Few will have the greatness to bend history itself; but each of us can work to change a small portion of events, and in the total of all those acts will be written the history of this generation.
—Robert F. Kennedy

The Green Dot etc. Overview

Visualize for a moment that unforgettable image of small red dots spreading across a computer generated map of the US, symbolizing the spread of some terrible epidemic — each tiny red dot representing an individual case. With disturbing speed, the three or four single dots multiply and spread until the whole map emits a red glow comprised of a zillion tiny dots.

Now imagine for a moment a map of your town, campus, military base, community, state or neighborhood. Each red dot on this map represents an act of power-based personal violence (partner violence, sexual violence, stalking, bullying, child abuse, or elder abuse) — or a choice to tolerate, justify or perpetuate this violence. A red dot is a rape — a red dot is a hit — a red dot is a threat — a red dot is an individual choice to do nothing in the face of a potentially high risk situation. Power-based personal violence is not a huge, solid mass that can simply be removed with one swift action or policy. Rather, it is the accumulation of individual decisions, moments, values, and actions made by the men and women from every corner of our world.

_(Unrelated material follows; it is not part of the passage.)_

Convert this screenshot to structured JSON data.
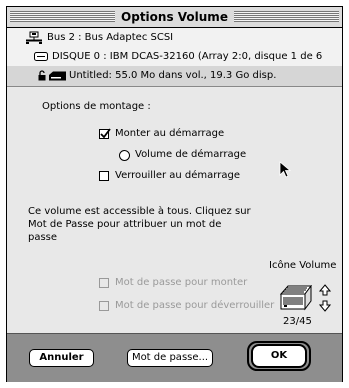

It’s hard to know exactly how many red dots are on our map at any given moment — but we do know there have been enough red dots to create a culture that promotes bystander inaction and sustains a rate of nearly a quarter of women becoming victims of violence during their lifetimes and an untold number of men experiencing similar trauma.

Now imagine adding a green dot in the middle of all those red dots on your map. A green dot is any behavior, choice, word, or attitude that promotes safety for all our citizens and communicates utter intolerance for violence. A green dot is pulling a friend out of a high risk situation — a green dot is donating a few dollars to your local service provider— a green dot is displaying an awareness poster in your room or office — a green dot is putting a green dot message on your facebook page — a green dot is striking up a conversation with a friend or family member about how much this issue matters to you. A green dot is simply your individual choice at any given moment to make our world safer.

How many green dots will it take to begin reducing power-based personal violence? How many of us need to add 2 or 3 or 7 or 50 dots to this map to begin to make a difference and begin to outnumber and displace those red dots? We cannot know the exact number, but we do know this: if most of us choose inaction — if most of us choose to close our eyes to this issue — if most of us choose apathy and indifference — then the red dots stand! If we do not begin replacing moments of violence with moments of support and safety, then we will surely continue to have more than 1 in 4 women and countless men become victims of violence. That is not OK. That must not be OK with any of us.

The power of Green Dot is simple: Red dots bad. Green dots good. You decide.

Green Dot Institute

ONSITE TRAINING AVAILABLE For information about scheduling on onsite training contact us at info@livethegreendot.com.

Senior Program Director Director, Program Developement for Underrepresented Communities Director Program Development for Underrepresented Communities


At Green Dot, etcetera,  our work goes beyond the Green Dot program itself. As leaders in violence prevention, we provide training, technical assistance, and program development for individuals, schools, and organizations both domestically and internationally as they work to foster safe communities. We are proud to be a technical assistance provider for the U.S. Department of Justice, Office o Violence Against Women Campus Program.  To learn more about that initiative, please visit our OVW Technical Assistance section.


Check out Dorothy Edwards discussing Green Dot on Kentucky Educational Television.

hollaback and green dot logo

We are collaborating with Hollaback! to support their amazing efforts to address street harassment. To learn more about street harassment and how you can do your part to reduce it, check out ihollaback.org.